Exercise instructions – A single number is required: the count of lines in the records below that contain the word "false".

─── Task material ───

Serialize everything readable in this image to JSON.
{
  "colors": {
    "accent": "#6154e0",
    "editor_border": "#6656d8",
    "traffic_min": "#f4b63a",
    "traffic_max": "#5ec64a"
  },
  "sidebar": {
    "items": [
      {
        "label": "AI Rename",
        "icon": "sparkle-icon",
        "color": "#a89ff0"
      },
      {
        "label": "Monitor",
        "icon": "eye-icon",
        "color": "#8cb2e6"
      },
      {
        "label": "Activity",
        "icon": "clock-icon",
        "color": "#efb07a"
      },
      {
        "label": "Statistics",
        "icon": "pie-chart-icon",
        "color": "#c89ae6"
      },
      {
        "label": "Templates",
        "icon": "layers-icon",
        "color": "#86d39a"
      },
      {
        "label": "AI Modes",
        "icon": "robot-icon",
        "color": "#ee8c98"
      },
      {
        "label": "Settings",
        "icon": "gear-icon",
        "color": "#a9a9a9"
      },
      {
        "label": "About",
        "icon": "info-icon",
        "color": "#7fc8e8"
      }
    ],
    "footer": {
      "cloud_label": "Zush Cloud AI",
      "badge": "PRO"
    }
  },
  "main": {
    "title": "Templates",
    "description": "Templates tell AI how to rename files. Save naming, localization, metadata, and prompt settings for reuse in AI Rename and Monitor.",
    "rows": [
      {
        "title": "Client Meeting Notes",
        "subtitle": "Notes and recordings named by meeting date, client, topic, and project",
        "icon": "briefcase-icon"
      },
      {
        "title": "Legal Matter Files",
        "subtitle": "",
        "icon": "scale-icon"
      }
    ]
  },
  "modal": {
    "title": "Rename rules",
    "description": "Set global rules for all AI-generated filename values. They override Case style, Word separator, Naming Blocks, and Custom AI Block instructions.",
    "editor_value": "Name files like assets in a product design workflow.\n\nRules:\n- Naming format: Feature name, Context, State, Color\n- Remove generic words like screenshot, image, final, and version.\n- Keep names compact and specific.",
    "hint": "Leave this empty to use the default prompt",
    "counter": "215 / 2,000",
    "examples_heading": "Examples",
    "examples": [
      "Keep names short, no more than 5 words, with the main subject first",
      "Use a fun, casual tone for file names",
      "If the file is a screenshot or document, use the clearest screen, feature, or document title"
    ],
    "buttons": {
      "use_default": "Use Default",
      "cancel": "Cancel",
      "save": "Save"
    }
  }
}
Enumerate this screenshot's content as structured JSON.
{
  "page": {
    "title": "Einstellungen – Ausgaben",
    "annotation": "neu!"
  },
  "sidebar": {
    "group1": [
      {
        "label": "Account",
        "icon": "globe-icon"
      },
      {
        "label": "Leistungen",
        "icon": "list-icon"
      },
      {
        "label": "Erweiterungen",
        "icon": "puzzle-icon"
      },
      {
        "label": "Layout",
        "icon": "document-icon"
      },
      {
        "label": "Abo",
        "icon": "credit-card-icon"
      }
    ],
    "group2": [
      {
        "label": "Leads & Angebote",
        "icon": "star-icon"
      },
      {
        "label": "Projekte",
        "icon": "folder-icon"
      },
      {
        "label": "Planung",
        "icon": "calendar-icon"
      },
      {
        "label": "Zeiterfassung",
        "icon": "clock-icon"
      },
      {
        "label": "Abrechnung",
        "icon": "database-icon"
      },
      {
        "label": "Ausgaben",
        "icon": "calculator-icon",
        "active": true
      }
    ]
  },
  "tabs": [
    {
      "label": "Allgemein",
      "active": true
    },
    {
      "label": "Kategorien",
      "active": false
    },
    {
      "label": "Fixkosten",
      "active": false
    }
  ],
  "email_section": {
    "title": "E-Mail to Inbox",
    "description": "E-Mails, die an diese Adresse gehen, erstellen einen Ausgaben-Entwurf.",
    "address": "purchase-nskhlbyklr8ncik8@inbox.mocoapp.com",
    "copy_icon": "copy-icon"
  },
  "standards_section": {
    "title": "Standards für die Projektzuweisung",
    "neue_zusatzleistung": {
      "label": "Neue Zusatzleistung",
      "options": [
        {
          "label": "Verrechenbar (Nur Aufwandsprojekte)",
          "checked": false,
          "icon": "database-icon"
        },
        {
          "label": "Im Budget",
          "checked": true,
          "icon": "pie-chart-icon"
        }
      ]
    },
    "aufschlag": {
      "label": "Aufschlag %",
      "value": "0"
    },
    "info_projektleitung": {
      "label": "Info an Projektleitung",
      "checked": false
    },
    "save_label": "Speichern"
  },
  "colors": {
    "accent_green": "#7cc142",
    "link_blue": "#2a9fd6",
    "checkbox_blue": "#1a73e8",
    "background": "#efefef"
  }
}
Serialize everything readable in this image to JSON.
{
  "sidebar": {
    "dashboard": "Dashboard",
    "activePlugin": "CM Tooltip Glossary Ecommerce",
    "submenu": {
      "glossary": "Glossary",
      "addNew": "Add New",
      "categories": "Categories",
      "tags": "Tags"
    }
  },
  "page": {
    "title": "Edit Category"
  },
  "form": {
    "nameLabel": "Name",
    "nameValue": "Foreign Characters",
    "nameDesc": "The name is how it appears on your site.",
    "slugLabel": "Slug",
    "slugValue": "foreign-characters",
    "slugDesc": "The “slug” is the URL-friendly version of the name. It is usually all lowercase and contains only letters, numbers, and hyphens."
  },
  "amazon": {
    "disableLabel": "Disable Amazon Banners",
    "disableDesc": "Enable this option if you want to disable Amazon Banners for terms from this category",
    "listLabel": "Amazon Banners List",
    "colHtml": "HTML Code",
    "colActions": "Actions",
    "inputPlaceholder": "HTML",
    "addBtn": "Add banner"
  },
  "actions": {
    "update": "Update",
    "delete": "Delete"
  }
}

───

Response box – 4